Segment Open

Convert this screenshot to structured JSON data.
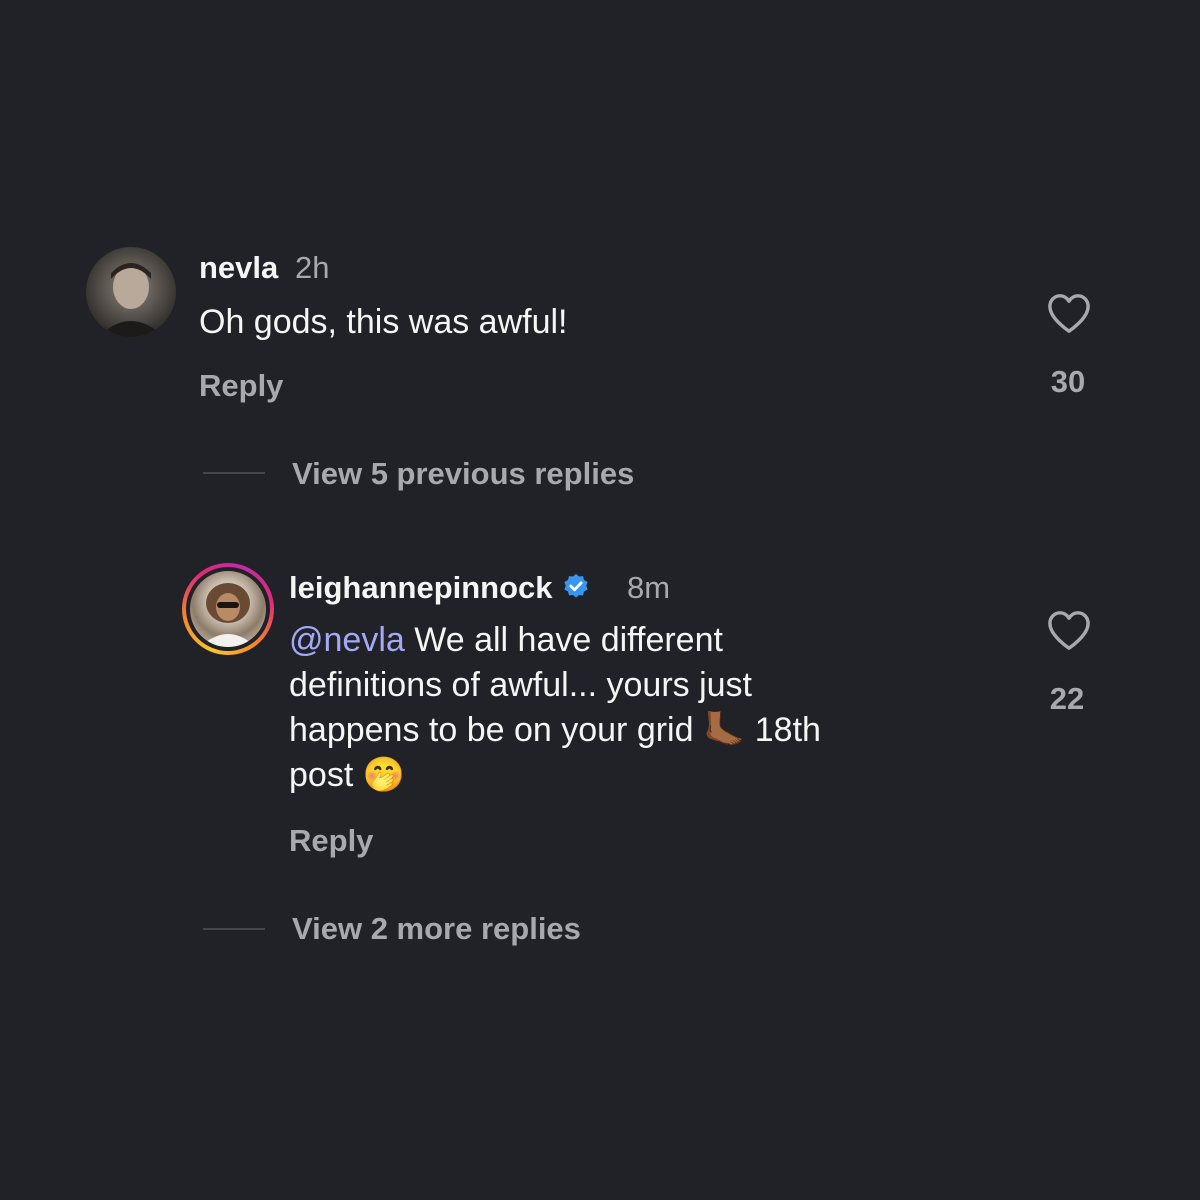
{
  "comment": {
    "username": "nevla",
    "time": "2h",
    "text": "Oh gods, this was awful!",
    "reply_label": "Reply",
    "like_count": "30",
    "view_replies": "View 5 previous replies"
  },
  "reply": {
    "username": "leighannepinnock",
    "time": "8m",
    "mention": "@nevla",
    "text_line1": " We all have different",
    "text_line2": "definitions of awful... yours just",
    "text_line3a": "happens to be on your grid ",
    "emoji_foot": "🦶🏾",
    "text_line3b": " 18th",
    "text_line4": "post ",
    "emoji_face": "🤭",
    "reply_label": "Reply",
    "like_count": "22",
    "view_replies": "View 2 more replies"
  },
  "icons": {
    "heart": "heart-icon",
    "verified": "verified-badge-icon"
  },
  "colors": {
    "background": "#212227",
    "mention": "#a4a8f6",
    "secondary_text": "#a8a8ad",
    "verified": "#3797f0"
  }
}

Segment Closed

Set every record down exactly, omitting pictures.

__ANSWER TO THIS TASK__:
Convert this screenshot to structured JSON data.
{
  "comment": {
    "username": "nevla",
    "time": "2h",
    "text": "Oh gods, this was awful!",
    "reply_label": "Reply",
    "like_count": "30",
    "view_replies": "View 5 previous replies"
  },
  "reply": {
    "username": "leighannepinnock",
    "time": "8m",
    "mention": "@nevla",
    "text_line1": " We all have different",
    "text_line2": "definitions of awful... yours just",
    "text_line3a": "happens to be on your grid ",
    "emoji_foot": "🦶🏾",
    "text_line3b": " 18th",
    "text_line4": "post ",
    "emoji_face": "🤭",
    "reply_label": "Reply",
    "like_count": "22",
    "view_replies": "View 2 more replies"
  },
  "icons": {
    "heart": "heart-icon",
    "verified": "verified-badge-icon"
  },
  "colors": {
    "background": "#212227",
    "mention": "#a4a8f6",
    "secondary_text": "#a8a8ad",
    "verified": "#3797f0"
  }
}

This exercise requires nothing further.